The First Amphitheater of Latium at Sutri and its Context
University of Notre Dame, Notre Dame, Indiana, USA
Stone amphitheaters appear in Campania by the early 1st century B.C., while Rome did not have a permanent building for gladiatorial spectacles until Statilius Taurus built his masonry amphitheater in the Campus Martius in 29 B.C. Before then, however, a rock-cut amphitheater was already standing only 30 miles North of Rome, at Sutri.
This paper examines how this building reflects the practical purposes of spectacles, on the one hand, and the social and political context of Rome, on the other, during the transition from the republic to the empire.
The absence of carceres and underground rooms, generally used to introduce beasts into the arena, indicates that hunting shows were not yet performed in the amphitheater. It was Caesar who first brought together beast fights and gladiatorial combats within the same show in 46 B.C., thus creating a formula later canonized under Augustus.
The simple circulation, with an annular corridor serving both the arena and the podium, shows a lack of separation between spectators and gladiators. This reflects an early stage of development of the amphitheater type, prior to Augustus's Lex Julia Theatralis, which regulated the seating arrangements in the theater so as to reflect the Roman hierarchical social order. Once extended to the amphitheater, this brought a more complex and segregated circulation, typical of the greatest amphitheaters of the imperial age.
Moreover, this promiscuous circulation might imply a certain affinity between the gladiators and their public, perhaps war veterans of the colony Augustus established at Sutri after 41 B.C. Roman soldiers were in fact well acquainted with gladiatorial techniques, which had been long employed by the army.

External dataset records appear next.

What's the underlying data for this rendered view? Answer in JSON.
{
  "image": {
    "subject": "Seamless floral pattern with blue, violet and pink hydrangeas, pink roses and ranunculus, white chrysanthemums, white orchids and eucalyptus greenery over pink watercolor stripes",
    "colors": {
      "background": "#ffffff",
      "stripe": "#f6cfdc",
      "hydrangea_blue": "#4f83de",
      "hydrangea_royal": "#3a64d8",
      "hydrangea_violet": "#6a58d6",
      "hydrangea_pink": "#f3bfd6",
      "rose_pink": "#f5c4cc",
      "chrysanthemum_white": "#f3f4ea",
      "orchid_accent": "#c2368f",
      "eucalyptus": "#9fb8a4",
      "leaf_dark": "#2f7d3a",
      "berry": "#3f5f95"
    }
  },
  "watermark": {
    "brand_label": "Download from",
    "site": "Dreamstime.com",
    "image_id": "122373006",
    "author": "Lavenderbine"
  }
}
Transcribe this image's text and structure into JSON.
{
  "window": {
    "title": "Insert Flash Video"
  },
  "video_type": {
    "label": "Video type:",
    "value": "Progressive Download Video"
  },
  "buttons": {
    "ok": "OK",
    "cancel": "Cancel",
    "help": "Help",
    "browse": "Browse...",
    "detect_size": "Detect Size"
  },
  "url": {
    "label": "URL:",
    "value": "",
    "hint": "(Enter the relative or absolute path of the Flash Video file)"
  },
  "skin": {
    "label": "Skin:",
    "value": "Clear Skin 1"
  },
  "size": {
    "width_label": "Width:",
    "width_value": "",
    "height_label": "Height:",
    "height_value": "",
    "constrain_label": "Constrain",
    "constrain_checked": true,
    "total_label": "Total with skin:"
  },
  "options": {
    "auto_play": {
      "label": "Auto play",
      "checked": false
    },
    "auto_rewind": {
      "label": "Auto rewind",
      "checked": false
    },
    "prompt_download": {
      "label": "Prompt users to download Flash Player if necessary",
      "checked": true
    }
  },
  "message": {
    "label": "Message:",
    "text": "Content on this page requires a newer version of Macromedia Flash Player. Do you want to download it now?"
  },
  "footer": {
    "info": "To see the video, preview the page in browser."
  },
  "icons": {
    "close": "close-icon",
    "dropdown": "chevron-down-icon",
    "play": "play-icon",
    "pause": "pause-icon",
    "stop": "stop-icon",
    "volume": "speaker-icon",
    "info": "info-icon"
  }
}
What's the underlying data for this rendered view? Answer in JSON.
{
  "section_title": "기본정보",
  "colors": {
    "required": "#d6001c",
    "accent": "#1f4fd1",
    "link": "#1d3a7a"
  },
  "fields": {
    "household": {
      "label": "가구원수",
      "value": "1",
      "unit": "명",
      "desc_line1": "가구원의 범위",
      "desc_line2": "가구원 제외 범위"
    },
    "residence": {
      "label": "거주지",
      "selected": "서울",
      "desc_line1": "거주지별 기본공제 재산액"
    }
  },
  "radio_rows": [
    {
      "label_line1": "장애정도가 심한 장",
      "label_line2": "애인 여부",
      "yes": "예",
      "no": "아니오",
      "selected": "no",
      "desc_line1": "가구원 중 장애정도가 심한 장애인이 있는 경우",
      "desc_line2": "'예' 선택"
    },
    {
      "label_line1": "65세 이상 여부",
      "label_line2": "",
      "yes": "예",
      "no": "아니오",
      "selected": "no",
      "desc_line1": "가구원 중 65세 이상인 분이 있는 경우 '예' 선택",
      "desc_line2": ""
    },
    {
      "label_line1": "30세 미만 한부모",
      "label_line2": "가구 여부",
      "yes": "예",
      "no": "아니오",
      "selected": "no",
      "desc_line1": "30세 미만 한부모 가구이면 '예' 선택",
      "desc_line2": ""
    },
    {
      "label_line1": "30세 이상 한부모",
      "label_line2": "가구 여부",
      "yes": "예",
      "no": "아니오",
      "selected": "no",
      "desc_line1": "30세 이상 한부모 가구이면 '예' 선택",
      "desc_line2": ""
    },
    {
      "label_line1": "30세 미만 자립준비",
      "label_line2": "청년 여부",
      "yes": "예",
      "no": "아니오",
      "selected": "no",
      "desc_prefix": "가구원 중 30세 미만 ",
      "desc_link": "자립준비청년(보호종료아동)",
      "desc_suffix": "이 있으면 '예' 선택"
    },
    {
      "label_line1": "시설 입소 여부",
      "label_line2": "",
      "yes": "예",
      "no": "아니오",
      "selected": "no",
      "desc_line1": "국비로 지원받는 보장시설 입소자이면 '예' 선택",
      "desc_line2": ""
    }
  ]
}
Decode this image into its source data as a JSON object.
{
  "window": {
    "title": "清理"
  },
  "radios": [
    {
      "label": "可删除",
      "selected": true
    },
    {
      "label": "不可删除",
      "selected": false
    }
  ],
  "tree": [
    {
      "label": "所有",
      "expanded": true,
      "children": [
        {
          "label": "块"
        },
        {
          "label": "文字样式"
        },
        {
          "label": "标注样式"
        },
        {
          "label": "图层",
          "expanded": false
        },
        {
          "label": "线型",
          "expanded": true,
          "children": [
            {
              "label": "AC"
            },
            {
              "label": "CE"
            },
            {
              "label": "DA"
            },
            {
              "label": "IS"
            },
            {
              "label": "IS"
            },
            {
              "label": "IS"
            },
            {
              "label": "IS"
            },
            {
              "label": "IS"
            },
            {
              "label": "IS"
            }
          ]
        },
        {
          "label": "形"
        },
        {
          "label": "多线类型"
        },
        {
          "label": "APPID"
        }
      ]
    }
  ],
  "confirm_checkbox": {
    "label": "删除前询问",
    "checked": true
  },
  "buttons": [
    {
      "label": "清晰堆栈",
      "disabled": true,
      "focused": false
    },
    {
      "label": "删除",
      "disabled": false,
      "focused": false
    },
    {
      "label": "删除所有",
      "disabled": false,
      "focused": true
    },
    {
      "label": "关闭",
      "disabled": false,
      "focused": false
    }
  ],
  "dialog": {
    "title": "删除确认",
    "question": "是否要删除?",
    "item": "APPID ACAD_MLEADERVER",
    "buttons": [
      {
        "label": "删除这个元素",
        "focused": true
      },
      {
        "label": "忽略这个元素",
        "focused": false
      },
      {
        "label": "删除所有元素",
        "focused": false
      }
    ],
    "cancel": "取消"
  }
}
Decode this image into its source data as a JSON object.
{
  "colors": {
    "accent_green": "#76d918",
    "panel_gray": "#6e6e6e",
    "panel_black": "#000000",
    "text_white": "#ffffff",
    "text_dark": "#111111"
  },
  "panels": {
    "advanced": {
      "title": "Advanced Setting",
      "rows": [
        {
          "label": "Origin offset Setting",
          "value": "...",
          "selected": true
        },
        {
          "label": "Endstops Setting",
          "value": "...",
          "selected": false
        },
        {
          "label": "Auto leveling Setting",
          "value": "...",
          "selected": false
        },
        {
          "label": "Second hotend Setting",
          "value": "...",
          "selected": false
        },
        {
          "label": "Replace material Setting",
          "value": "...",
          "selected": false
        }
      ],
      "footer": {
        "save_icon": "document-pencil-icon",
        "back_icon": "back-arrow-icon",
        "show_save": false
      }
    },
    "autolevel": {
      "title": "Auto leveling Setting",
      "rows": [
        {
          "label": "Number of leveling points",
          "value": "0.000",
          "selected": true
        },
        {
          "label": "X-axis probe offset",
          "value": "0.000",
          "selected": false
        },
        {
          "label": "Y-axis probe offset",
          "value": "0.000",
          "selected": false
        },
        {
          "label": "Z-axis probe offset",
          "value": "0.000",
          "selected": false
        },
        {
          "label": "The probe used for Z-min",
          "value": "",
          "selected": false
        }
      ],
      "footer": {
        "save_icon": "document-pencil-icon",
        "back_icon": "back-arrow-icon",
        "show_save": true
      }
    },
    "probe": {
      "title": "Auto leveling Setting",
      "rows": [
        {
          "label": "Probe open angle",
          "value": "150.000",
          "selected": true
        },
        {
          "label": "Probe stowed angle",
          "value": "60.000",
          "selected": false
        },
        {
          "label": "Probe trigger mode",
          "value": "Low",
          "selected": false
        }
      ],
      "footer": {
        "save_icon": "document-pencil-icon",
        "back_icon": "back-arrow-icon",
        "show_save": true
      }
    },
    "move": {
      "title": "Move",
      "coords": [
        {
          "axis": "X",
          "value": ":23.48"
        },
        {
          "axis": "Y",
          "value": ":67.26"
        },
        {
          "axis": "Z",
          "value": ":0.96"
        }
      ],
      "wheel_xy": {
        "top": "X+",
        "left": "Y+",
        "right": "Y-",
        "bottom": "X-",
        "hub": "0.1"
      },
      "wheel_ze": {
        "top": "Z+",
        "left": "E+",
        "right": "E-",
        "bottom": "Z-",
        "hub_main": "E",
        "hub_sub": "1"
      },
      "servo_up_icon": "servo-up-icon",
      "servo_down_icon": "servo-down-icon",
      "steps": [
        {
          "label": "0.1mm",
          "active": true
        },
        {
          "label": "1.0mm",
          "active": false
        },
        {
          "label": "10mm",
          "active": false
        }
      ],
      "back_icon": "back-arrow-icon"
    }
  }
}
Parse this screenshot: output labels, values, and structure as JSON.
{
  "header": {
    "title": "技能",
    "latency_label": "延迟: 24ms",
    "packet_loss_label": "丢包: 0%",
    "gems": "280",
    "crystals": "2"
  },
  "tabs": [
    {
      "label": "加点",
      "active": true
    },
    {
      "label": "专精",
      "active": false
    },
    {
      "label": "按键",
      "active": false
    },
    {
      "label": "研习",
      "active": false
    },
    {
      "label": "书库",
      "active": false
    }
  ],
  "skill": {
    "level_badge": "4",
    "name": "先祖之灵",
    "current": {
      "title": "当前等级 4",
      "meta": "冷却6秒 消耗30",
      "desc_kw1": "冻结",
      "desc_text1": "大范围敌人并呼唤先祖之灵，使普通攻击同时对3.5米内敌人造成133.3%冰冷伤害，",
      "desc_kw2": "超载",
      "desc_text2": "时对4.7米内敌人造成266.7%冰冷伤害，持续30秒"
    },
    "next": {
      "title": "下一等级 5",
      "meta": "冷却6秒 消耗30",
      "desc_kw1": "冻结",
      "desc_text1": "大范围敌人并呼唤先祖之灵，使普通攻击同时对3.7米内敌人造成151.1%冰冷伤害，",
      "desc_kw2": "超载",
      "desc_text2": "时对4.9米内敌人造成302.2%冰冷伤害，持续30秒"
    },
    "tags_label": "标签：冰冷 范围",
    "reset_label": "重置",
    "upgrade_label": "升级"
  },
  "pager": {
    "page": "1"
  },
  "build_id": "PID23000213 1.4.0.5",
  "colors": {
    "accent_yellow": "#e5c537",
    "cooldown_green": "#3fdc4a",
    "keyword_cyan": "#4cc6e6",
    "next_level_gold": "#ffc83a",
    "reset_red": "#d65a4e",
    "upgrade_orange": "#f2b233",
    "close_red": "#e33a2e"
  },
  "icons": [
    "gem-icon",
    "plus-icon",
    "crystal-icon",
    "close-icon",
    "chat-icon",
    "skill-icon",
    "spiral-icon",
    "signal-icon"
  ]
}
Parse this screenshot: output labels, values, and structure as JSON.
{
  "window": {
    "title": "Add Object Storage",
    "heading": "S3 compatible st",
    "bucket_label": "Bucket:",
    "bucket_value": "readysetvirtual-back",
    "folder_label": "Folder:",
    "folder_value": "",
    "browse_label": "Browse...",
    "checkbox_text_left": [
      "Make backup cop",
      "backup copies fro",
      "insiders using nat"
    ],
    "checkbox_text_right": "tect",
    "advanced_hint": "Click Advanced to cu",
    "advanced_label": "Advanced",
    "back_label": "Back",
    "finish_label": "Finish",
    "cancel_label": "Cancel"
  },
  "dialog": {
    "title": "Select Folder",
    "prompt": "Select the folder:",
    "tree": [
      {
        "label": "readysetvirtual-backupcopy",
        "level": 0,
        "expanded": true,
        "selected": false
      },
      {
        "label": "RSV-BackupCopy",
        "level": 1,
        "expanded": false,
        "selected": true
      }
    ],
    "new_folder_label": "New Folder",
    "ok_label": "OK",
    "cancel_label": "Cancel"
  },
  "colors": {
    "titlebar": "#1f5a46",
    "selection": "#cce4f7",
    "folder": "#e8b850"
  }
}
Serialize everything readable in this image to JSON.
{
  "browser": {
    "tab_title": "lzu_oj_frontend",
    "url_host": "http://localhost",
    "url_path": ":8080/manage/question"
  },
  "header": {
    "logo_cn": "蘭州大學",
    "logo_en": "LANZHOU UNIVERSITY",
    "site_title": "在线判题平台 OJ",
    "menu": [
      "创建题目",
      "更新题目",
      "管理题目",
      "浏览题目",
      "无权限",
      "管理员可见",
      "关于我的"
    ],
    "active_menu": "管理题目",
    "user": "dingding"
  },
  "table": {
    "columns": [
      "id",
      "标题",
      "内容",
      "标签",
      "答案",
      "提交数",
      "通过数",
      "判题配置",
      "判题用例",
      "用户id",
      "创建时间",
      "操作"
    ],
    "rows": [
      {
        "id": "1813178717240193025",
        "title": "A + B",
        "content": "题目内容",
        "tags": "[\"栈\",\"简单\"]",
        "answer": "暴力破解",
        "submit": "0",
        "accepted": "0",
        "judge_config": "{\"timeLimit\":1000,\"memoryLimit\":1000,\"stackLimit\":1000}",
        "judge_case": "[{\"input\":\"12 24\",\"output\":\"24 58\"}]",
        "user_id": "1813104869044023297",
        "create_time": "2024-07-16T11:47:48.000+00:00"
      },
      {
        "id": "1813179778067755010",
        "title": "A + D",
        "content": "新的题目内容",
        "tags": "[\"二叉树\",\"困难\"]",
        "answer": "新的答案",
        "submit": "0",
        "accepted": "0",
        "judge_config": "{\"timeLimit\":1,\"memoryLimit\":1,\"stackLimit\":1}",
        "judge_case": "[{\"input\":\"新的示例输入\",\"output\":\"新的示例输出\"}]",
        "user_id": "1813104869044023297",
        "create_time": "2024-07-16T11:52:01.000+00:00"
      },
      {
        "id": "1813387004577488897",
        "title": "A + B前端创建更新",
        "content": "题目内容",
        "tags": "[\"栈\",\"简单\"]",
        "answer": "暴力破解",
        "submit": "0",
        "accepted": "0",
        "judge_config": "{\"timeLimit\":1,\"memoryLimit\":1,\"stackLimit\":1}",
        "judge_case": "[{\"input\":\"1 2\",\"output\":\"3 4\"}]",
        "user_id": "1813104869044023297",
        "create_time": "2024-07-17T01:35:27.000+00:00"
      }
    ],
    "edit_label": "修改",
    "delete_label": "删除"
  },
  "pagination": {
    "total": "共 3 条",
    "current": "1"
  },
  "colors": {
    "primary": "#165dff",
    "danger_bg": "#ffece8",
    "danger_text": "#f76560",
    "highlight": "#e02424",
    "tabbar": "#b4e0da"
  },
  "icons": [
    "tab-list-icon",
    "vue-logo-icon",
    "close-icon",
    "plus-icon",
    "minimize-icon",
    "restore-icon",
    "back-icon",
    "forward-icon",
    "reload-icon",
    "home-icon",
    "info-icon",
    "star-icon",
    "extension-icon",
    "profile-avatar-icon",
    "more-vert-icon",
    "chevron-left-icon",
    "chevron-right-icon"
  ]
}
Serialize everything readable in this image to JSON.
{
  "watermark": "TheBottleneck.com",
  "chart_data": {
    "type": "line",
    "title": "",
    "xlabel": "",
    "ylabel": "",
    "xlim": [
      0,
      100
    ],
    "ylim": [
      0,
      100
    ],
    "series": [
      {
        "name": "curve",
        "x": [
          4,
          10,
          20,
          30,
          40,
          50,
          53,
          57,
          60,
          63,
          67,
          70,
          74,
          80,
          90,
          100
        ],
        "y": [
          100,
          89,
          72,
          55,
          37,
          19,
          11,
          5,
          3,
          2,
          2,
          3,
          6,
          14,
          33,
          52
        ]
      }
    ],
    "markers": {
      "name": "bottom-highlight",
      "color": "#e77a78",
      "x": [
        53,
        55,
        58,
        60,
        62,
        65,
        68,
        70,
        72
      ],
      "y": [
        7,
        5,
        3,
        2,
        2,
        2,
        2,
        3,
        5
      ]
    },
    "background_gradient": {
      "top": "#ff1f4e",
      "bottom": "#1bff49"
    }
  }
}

Last but not least, a passage in the Codex Iustinianus links Statilius Taurus to Sutri, thus legitimating the idea that the rock-cut amphitheater may have served as a model to its Roman successor.